Any reader is faced, sooner or later, with the same problem: what to do with books that haven’t been read? What are we to do with those that we’ve left unread, like a trail of bookmarks marking only the place where reading was interrupted, there where our eyes had been?

Despite all our good intentions, many readers see such books with a mixture of pride and impatience, as the stacks grow in the rooms of our houses. Stacks of books can be pending a read, or simply objects in a very personal collection. All of this finds expression in the Japanese word, tsundoku.

According to the Open Culture website:

The word dates back to the very beginning of modern Japan, the Meiji era (1868-1912) and has its origins in a pun. Tsundoku, which literally means reading pile, is written in Japanese as 積ん. Tsunde oku means to let something pile up and is written 積んでおく. Some wag around the turn of the century swapped out that oku(おく) in tsunde oku for doku () – meaning to read. Then since tsunde doku is hard to say, the word got mushed together to form tsundoku.


It might be simple to demonstrate through a simple statistical procedure that, although readers use all of their available time for reading, in reality they’ll still never be able to exhaust the volume of pages to which human understanding has been consigned.

The propensity of the moment – a secret intuition that drives us to lift a book from the bookstore shelf, and to integrate this book into the objects within our own domestic galaxies – to integrate it into a cumulative series of reading materials, often interrupted.

Cuban poet, José Lezama Lima, once affirmed that a good personal library isn’t composed of the books that we’ve read and then stored, without further ado, on the bookshelves. Rather, it’s also and above all, those jewels that wait each for their own moment, sometimes for years, until at last can take place that happy reunion with a reader.

 

 

 

Image: William Hoiles – Wikimedia Commons

Any reader is faced, sooner or later, with the same problem: what to do with books that haven’t been read? What are we to do with those that we’ve left unread, like a trail of bookmarks marking only the place where reading was interrupted, there where our eyes had been?

Despite all our good intentions, many readers see such books with a mixture of pride and impatience, as the stacks grow in the rooms of our houses. Stacks of books can be pending a read, or simply objects in a very personal collection. All of this finds expression in the Japanese word, tsundoku.

According to the Open Culture website:

The word dates back to the very beginning of modern Japan, the Meiji era (1868-1912) and has its origins in a pun. Tsundoku, which literally means reading pile, is written in Japanese as 積ん. Tsunde oku means to let something pile up and is written 積んでおく. Some wag around the turn of the century swapped out that oku(おく) in tsunde oku for doku () – meaning to read.
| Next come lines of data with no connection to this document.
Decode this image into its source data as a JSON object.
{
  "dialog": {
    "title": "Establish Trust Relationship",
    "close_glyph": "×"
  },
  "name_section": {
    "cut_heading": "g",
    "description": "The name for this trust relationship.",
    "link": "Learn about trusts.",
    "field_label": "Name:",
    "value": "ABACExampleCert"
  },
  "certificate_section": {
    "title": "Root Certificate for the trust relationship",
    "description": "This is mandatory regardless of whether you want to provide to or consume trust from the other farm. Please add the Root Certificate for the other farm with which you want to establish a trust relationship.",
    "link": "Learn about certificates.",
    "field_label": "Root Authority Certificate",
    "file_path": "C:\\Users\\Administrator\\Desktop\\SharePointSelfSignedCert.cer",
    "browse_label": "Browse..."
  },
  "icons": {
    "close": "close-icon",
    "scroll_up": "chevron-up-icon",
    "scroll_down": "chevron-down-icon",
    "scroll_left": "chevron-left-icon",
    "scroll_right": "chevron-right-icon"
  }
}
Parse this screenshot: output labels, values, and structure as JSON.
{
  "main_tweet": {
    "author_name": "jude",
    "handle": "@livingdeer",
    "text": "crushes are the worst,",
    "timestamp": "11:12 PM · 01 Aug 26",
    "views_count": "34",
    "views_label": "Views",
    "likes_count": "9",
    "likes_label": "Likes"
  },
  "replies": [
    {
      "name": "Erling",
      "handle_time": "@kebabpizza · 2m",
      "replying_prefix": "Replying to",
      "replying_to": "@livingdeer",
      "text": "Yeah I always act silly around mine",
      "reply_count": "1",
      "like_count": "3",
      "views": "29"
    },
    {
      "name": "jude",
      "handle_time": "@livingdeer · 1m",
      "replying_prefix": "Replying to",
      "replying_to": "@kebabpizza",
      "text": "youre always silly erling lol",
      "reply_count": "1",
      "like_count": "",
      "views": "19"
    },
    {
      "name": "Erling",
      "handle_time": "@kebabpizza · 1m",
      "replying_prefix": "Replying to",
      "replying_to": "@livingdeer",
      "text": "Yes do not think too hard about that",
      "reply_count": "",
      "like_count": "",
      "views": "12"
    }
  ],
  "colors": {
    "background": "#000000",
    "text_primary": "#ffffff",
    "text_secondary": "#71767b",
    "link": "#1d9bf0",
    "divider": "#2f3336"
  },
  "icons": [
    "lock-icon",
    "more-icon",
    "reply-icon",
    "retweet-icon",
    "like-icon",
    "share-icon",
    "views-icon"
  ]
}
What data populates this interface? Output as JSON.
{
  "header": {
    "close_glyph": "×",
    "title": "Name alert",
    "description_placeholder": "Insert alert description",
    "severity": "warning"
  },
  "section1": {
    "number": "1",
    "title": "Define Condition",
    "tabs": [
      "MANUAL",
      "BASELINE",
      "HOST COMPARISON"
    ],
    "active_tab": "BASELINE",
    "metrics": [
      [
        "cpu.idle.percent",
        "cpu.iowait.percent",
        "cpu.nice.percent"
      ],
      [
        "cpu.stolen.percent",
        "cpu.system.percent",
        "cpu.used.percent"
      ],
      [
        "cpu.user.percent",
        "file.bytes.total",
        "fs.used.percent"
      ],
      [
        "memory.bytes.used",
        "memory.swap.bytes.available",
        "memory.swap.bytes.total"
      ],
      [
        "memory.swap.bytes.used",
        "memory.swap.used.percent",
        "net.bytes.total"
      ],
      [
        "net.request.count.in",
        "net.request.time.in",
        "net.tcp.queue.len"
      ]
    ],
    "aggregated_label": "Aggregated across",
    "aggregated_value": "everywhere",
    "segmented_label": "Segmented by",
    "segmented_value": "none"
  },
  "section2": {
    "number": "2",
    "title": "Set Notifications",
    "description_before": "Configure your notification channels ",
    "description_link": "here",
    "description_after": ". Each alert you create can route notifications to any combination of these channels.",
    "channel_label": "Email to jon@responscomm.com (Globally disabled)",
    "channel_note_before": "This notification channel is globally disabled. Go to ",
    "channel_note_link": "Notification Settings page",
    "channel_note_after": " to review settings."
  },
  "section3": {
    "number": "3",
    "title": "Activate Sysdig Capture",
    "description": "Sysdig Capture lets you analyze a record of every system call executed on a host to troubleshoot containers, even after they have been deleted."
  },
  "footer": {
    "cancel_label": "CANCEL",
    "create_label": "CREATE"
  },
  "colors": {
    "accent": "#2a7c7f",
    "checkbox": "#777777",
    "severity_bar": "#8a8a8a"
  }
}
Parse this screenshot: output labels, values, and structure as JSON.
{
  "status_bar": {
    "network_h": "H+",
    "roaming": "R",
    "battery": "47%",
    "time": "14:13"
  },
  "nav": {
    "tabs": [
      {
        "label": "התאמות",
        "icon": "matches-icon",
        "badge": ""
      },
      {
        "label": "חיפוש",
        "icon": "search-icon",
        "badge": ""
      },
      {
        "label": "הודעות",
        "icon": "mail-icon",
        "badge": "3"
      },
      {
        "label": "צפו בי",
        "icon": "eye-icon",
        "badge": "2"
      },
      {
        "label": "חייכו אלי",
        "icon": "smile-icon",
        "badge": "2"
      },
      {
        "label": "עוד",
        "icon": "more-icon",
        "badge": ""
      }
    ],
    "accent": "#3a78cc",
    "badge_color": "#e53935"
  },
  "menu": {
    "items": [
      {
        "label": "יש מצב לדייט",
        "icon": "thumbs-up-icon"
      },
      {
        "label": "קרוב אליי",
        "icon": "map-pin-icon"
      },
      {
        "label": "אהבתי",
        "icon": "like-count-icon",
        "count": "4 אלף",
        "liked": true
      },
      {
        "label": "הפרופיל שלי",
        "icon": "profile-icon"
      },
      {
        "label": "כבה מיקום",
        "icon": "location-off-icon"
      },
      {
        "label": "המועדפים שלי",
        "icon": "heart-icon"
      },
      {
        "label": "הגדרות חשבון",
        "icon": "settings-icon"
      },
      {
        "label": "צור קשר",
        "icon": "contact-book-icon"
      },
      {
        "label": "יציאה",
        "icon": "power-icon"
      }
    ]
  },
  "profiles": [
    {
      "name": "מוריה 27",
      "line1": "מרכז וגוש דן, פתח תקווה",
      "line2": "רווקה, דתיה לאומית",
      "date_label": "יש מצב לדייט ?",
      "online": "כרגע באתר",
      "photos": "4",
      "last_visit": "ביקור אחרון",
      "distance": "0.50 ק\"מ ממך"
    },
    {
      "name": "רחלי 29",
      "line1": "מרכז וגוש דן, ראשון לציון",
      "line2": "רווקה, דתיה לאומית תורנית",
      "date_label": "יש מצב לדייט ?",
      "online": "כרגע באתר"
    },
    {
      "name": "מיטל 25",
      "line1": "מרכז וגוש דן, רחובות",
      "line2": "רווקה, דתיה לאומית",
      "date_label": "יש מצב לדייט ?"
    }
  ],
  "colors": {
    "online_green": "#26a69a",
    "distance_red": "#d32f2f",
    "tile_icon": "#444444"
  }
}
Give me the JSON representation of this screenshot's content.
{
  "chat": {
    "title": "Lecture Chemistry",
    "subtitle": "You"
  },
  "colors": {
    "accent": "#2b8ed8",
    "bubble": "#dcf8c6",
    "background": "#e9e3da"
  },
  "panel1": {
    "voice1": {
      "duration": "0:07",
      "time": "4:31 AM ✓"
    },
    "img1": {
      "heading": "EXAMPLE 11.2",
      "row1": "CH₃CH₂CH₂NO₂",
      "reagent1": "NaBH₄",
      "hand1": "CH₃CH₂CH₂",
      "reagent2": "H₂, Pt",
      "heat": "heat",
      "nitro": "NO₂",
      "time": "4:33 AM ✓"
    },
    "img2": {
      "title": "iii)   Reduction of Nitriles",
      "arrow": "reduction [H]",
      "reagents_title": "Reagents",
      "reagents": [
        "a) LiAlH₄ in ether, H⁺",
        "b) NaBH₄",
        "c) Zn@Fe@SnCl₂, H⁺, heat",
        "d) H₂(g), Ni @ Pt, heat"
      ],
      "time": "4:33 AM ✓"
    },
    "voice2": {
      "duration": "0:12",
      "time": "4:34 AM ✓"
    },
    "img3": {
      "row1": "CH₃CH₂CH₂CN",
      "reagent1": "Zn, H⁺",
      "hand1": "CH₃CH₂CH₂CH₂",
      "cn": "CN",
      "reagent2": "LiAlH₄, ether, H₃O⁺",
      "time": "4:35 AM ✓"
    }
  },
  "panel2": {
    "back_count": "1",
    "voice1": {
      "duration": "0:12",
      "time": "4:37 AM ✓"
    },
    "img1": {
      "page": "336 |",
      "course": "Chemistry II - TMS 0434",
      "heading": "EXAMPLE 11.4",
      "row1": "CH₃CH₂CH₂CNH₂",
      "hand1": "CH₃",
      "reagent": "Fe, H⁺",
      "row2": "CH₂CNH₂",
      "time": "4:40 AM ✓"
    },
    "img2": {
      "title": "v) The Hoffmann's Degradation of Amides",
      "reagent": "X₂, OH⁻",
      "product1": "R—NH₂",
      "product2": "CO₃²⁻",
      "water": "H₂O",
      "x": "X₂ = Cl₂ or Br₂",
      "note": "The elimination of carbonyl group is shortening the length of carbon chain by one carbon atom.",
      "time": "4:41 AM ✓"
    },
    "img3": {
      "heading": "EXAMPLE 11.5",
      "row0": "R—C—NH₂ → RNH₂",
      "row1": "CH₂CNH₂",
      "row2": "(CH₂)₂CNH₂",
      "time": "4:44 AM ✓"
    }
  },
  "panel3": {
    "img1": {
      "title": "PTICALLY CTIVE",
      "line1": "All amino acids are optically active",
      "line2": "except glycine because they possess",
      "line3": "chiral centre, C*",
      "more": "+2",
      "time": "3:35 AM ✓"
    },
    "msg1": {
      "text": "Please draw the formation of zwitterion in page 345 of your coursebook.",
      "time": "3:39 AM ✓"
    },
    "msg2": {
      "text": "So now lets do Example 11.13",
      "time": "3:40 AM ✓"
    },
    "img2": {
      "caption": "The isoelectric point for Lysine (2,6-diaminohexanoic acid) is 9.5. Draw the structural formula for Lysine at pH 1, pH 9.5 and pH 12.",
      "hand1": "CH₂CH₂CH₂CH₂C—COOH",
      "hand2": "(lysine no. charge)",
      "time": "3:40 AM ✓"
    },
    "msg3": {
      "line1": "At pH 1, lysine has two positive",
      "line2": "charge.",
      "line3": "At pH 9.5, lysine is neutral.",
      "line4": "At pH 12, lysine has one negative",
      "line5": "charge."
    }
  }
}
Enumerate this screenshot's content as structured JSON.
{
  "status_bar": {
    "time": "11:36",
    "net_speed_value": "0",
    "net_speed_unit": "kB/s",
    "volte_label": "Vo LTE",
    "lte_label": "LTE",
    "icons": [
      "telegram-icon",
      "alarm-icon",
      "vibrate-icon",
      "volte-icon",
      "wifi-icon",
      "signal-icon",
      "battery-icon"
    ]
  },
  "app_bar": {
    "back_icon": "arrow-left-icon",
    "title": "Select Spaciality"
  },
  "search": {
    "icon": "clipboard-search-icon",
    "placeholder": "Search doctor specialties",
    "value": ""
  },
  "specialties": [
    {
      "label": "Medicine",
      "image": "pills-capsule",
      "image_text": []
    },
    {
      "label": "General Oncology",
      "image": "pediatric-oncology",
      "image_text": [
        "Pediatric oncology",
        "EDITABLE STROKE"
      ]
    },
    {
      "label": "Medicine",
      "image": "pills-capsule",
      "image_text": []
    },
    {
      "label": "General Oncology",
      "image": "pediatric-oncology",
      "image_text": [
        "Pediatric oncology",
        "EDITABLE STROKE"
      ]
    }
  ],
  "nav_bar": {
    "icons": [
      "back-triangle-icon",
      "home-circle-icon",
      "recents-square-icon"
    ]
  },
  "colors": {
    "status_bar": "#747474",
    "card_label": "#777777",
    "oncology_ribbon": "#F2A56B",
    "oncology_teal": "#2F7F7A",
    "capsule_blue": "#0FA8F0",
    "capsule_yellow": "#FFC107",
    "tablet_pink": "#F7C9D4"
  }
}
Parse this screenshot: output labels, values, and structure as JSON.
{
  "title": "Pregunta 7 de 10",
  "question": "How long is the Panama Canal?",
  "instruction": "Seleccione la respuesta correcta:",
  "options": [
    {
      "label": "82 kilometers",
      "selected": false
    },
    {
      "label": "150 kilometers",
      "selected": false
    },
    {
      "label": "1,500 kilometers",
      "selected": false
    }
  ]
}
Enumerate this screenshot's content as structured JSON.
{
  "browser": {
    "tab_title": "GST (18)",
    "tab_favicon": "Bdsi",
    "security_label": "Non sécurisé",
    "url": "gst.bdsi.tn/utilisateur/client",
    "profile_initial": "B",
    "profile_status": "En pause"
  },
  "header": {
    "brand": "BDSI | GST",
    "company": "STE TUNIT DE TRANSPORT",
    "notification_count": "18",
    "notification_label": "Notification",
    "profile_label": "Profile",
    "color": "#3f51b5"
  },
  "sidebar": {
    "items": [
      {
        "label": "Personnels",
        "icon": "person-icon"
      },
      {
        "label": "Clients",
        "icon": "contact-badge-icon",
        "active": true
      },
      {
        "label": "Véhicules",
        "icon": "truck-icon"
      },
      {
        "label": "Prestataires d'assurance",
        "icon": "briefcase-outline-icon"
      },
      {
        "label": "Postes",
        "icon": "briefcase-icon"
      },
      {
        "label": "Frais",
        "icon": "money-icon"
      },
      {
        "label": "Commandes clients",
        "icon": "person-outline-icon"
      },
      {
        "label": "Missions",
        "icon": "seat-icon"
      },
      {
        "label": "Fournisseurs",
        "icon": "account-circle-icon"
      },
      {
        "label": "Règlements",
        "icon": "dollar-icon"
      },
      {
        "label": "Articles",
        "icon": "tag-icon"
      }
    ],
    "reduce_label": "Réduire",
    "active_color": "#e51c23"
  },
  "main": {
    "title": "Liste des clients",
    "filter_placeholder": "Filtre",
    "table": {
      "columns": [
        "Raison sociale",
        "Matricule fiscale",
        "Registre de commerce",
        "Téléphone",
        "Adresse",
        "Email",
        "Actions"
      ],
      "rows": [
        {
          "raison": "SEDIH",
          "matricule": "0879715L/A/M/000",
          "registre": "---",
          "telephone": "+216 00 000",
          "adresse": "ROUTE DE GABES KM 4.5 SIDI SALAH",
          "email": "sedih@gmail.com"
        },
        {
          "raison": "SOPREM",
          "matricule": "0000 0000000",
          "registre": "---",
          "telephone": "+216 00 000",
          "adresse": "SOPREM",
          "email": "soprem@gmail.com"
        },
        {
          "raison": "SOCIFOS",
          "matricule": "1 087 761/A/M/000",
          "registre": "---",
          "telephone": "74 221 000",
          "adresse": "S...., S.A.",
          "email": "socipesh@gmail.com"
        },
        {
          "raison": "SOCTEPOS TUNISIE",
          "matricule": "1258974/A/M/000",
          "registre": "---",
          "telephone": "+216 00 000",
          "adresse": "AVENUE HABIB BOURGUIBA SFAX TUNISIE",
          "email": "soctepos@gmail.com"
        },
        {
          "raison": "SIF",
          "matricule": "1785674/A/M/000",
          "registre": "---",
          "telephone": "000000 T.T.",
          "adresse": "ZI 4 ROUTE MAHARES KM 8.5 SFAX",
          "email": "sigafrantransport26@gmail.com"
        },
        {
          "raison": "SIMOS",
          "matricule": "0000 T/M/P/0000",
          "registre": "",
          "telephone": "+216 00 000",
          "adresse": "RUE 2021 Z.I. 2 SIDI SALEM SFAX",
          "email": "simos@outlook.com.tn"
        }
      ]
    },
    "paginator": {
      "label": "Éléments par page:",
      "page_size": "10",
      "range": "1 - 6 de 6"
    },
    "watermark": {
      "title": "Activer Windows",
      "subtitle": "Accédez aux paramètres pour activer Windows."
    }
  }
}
Then since tsunde doku is hard to say, the word got mushed together to form tsundoku.


It might be simple to demonstrate through a simple statistical procedure that, although readers use all of their available time for reading, in reality they’ll still never be able to exhaust the volume of pages to which human understanding has been consigned.

The propensity of the moment – a secret intuition that drives us to lift a book from the bookstore shelf, and to integrate this book into the objects within our own domestic galaxies – to integrate it into a cumulative series of reading materials, often interrupted.

Cuban poet, José Lezama Lima, once affirmed that a good personal library isn’t composed of the books that we’ve read and then stored, without further ado, on the bookshelves. Rather, it’s also and above all, those jewels that wait each for their own moment, sometimes for years, until at last can take place that happy reunion with a reader.

 

 

 

Image: William Hoiles – Wikimedia Commons